#### [The problem]
Copy out every line of the data where the word "BUSD" is found.

#### [Extracted records]
┌────────
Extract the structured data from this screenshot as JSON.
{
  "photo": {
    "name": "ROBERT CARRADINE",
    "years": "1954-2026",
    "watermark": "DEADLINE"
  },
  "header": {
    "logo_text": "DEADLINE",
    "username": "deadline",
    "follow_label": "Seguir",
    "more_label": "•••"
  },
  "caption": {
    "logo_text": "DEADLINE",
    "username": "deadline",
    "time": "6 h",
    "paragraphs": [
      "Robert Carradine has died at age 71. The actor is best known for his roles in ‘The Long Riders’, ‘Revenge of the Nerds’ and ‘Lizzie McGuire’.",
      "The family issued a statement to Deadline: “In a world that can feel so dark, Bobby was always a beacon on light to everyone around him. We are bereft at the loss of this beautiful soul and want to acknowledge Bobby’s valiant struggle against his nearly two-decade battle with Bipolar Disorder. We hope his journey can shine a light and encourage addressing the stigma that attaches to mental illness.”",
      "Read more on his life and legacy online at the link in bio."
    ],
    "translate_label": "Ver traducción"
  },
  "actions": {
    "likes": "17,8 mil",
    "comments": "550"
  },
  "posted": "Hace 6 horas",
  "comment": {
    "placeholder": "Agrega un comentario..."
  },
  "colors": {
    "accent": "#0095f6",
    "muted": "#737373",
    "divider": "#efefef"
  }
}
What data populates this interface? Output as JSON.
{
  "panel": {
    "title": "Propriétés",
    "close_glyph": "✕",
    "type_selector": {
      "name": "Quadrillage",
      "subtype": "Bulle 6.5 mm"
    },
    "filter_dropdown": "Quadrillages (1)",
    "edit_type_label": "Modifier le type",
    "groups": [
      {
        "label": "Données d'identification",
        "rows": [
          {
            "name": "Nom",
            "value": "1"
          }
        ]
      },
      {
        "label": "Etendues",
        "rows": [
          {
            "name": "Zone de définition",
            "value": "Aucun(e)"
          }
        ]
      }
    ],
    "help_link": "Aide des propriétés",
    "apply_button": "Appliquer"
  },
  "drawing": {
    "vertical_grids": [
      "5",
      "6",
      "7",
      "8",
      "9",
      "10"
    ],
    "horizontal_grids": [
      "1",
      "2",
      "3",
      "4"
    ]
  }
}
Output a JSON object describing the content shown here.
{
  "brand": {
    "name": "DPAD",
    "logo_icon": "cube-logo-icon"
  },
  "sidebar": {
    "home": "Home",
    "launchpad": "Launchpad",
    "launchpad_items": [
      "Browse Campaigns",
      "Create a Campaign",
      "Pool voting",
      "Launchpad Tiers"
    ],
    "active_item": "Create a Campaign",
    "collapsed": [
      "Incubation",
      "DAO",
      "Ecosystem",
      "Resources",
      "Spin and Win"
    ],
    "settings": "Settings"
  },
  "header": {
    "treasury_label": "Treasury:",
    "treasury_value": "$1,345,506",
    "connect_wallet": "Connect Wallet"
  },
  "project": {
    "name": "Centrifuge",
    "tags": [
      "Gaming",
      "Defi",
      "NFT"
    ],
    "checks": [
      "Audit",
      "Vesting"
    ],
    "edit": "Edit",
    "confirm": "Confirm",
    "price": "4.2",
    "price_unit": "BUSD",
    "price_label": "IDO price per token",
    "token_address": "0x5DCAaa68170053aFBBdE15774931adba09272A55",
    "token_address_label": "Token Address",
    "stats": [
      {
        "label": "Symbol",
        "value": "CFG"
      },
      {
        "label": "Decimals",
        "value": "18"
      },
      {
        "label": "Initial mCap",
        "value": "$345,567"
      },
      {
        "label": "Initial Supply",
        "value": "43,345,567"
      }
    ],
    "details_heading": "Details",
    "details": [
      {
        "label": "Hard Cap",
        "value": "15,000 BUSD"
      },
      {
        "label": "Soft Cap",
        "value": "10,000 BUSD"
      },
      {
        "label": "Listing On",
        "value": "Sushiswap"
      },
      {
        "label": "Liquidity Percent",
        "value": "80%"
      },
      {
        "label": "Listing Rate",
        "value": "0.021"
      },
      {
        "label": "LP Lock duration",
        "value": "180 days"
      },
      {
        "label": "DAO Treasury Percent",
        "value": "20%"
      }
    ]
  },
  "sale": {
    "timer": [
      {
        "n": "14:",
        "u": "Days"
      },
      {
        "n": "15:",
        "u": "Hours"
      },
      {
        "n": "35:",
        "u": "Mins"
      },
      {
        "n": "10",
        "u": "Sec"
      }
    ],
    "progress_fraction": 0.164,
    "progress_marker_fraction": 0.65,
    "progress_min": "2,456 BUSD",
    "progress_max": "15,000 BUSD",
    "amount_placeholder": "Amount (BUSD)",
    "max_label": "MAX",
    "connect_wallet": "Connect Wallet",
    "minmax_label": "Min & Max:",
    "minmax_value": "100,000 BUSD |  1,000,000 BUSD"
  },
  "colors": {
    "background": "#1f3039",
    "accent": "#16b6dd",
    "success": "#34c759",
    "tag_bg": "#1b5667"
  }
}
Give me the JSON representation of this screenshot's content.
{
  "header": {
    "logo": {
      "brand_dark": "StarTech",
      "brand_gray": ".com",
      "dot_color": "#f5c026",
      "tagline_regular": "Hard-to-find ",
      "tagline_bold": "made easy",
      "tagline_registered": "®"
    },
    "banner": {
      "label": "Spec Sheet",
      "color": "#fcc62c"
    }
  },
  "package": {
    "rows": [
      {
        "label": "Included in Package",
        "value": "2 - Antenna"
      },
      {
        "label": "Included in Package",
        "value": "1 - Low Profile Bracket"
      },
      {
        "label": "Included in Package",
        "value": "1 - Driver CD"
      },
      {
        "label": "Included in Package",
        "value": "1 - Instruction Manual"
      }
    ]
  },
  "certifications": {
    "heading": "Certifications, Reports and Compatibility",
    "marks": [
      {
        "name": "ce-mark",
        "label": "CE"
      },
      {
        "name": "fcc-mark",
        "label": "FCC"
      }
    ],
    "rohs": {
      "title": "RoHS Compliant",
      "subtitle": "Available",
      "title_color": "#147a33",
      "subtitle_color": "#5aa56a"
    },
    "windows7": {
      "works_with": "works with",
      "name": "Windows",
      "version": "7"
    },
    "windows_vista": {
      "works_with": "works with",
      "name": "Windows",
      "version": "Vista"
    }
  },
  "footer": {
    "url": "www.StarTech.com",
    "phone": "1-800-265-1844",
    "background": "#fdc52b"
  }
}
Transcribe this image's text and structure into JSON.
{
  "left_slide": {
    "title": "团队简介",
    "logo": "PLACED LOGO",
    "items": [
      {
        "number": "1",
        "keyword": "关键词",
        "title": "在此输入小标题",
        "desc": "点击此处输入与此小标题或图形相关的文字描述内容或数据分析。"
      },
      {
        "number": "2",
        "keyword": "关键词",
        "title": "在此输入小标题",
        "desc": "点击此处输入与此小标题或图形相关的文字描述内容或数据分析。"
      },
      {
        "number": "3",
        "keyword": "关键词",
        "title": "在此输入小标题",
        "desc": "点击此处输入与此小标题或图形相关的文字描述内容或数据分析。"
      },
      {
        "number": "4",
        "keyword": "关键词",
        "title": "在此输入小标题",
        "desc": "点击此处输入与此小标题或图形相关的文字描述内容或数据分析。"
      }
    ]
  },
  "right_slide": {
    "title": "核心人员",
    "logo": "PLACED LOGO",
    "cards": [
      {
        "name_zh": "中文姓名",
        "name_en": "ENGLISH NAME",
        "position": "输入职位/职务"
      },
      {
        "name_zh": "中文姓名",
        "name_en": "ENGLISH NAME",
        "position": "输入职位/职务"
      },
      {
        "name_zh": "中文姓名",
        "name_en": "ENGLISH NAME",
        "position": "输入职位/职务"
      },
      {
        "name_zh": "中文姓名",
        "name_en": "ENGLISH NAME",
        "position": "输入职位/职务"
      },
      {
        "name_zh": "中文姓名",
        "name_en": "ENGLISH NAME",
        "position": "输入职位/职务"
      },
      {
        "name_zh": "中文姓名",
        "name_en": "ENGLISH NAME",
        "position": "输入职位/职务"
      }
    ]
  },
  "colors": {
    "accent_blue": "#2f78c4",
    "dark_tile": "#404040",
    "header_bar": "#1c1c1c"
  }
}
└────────
#### [Result]
    "price_unit": "BUSD",
        "value": "15,000 BUSD"
        "value": "10,000 BUSD"
    "progress_min": "2,456 BUSD",
    "progress_max": "15,000 BUSD",
    "amount_placeholder": "Amount (BUSD)",
    "minmax_value": "100,000 BUSD |  1,000,000 BUSD"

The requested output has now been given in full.